WHAT THE TASK ASKS:
Report each line of the entries below that has the word "磅的部分" in it.

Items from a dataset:
+ + + + + + +
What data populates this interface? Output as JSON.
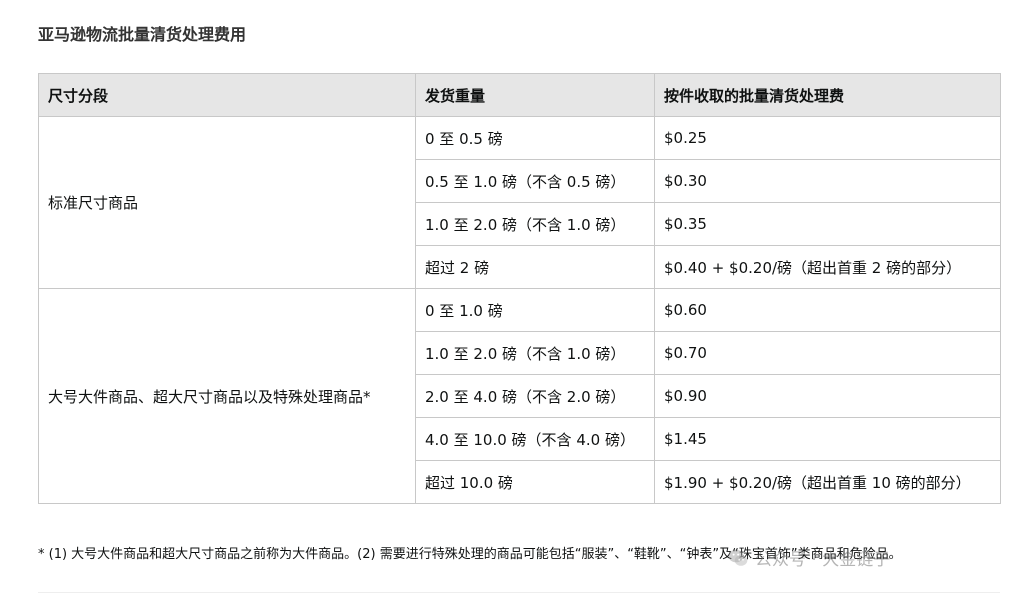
{
  "title": "亚马逊物流批量清货处理费用",
  "table": {
    "headers": [
      "尺寸分段",
      "发货重量",
      "按件收取的批量清货处理费"
    ],
    "groups": [
      {
        "tier": "标准尺寸商品",
        "rows": [
          {
            "weight": "0 至 0.5 磅",
            "fee": "$0.25"
          },
          {
            "weight": "0.5 至 1.0 磅（不含 0.5 磅）",
            "fee": "$0.30"
          },
          {
            "weight": "1.0 至 2.0 磅（不含 1.0 磅）",
            "fee": "$0.35"
          },
          {
            "weight": "超过 2 磅",
            "fee": "$0.40 + $0.20/磅（超出首重 2 磅的部分）"
          }
        ]
      },
      {
        "tier": "大号大件商品、超大尺寸商品以及特殊处理商品*",
        "rows": [
          {
            "weight": "0 至 1.0 磅",
            "fee": "$0.60"
          },
          {
            "weight": "1.0 至 2.0 磅（不含 1.0 磅）",
            "fee": "$0.70"
          },
          {
            "weight": "2.0 至 4.0 磅（不含 2.0 磅）",
            "fee": "$0.90"
          },
          {
            "weight": "4.0 至 10.0 磅（不含 4.0 磅）",
            "fee": "$1.45"
          },
          {
            "weight": "超过 10.0 磅",
            "fee": "$1.90 + $0.20/磅（超出首重 10 磅的部分）"
          }
        ]
      }
    ]
  },
  "footnote": "* (1) 大号大件商品和超大尺寸商品之前称为大件商品。(2) 需要进行特殊处理的商品可能包括“服装”、“鞋靴”、“钟表”及“珠宝首饰”类商品和危险品。",
  "watermark": {
    "text": "公众号 · 大金链子",
    "icon": "wechat-icon"
  }
}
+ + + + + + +
REPLY:
            "fee": "$0.40 + $0.20/磅（超出首重 2 磅的部分）"
            "fee": "$1.90 + $0.20/磅（超出首重 10 磅的部分）"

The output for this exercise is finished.